Twice a year he makes his pilgrimage to Laughlin to Don’s Celebrity Theatre within the Riverside Resort to perform his tribute shows around two important dates, Presley’s birth in January and his death in August. Well, it’s January and his “Happy Birthday to the King” show takes the stage for another run, Wednesday-Sunday, Jan. 3-7.
These regular performance dates mean Rose’s portrayal resonates with fans time and time again because of one important element—his passion for his craft.
“People have always said that my strength is my voice,” Rose said. “There are people who look more like Elvis than me but don’t sing well. The look is a great asset to have but if you don’t have it you can overcome that by making sure that you’re strong in your portrayal—in your ability to deliver the character on stage.”
Rose has that part covered.
“I just developed by being an Elvis fan,” he said. “I have all the concerts, all the music, all the movies, and all the bootleg stuff. I’ve watched it all so many times.
“I never really practiced anything like stage movements or mannerisms. I just picked it up by watching. The only thing I’ve had any training on or practiced was my voice. Everything else is just embedded in my head. When I’m on stage doing Elvis, I see Elvis. It’s always in there, I guess because I’ve seen it all so many times. I can’t get enough of that. I still watch Elvis movies, still watch his concerts.”
Sharing in that passion for the music is Rose’s band of players who include Hal Hays (drums), Pam Hays (keyboards and vocals), John Morrison (bass and vocals), John Scott (guitar and vocals); and newest member Jay Boyer (keyboards and vocals).
“We have added about five new songs we’ve never done before in Laughlin and a couple of those I have never done before, period,” Rose said. “We also have a brand new gospel CD that has been a highly requested item over the years, and we will have two brand new gospel songs in the show this time.
“We previewed the sale of the gospel CD last time we were there, but we only had a few and they sold out quick, so hopefully this will be a nice treat for our fans.”
The show touches on various elements of Presley’s career and the different styles of music he experimented with.
“We will touch on Elvis’ movie career in the beginning of the show — 33 movies and the 10 years Elvis dedicated his career to making them,” Rose added. “There’s some very memorable music in there and we hope to highlight some of the best and most fun songs from that era.
“Then we will move to the jumpsuit era, an area that has always been my specialty.
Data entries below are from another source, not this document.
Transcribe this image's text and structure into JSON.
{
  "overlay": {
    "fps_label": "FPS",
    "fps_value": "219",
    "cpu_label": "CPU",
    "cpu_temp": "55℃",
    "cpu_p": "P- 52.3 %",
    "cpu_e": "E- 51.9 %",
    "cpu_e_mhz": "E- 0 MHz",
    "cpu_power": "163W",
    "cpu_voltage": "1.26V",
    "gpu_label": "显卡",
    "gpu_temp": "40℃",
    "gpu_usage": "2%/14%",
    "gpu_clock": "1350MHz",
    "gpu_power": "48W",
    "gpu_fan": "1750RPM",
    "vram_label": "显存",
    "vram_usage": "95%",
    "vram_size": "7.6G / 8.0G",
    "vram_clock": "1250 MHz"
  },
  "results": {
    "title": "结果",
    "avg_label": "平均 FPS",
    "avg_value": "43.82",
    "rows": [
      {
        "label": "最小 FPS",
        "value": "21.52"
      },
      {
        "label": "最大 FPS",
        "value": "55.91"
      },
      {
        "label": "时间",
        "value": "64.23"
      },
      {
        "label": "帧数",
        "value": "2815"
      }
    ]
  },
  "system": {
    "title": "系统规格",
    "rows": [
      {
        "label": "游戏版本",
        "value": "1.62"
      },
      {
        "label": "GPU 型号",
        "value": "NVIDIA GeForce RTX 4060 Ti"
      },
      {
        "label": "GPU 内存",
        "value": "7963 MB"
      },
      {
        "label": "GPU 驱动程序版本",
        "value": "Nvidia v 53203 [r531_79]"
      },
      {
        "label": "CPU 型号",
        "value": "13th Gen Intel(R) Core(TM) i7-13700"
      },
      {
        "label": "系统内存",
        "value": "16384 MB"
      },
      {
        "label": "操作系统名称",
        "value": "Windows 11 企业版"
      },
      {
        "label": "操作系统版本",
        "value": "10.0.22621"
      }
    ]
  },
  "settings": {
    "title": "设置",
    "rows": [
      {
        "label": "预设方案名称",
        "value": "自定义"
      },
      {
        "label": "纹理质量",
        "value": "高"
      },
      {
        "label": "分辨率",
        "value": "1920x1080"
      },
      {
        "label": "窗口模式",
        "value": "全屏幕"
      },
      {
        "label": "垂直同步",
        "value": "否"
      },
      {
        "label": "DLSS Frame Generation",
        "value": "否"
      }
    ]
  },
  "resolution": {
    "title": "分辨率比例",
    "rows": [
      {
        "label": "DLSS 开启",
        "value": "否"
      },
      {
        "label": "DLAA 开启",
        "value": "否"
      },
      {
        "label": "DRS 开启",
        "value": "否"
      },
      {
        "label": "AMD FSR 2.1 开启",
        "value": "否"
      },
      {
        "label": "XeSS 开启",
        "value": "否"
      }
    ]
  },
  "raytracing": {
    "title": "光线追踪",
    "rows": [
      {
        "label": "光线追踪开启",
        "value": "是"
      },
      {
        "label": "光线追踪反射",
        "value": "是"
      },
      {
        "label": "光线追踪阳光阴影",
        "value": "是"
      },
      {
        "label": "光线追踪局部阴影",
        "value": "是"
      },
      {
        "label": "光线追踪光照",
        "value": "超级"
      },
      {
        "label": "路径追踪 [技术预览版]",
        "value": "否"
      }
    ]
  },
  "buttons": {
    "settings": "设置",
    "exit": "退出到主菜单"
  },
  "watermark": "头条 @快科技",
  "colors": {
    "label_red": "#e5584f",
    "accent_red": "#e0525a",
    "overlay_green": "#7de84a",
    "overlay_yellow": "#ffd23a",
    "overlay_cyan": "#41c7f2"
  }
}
I love the jumpsuit era and the vast amount of different kinds of material that Elvis was able to perform,” he said. “As an entertainer and vocalist, I think Elvis really arrived in this era, performing some of his most memorable material live in front of his legions of fans across the country.
“As I get older and more seasoned, I worry less about how much I can gyrate and I find myself bringing more substance to the material… I still discover new songs that say so much on a continual basis.
“It will be a fast-paced, fun show and as always, when necessary, we will go with the flow for our loyal following here at the Riverside,” he said. “I always look so forward to performing in Don’s Celebrity Theatre. They have special people there, we’ve made long-time friends and maintained relationships from our many years of performing there. We look forward to seeing our loyal fans and making new fans along the way.”
The whole show still revolves around the power of Rose’s voice.
“That is my biggest asset. I am just me — I love Elvis Presley and the many blessings he has brought to my life, and that is what I am most thankful for. So I will keep giving everything I have on that stage to portray Elvis in a way that I can feel proud of when I walk off stage at the end of a show. And hopefully, people will see the connection I have with this character I portray, and understand the passion I have for performing this music.”


Don’s Celebrity Theatre within the Riverside Resort

Wednesday-Sunday, Jan. 3-7 (7 p.m.)

See “Showtimes” for tickets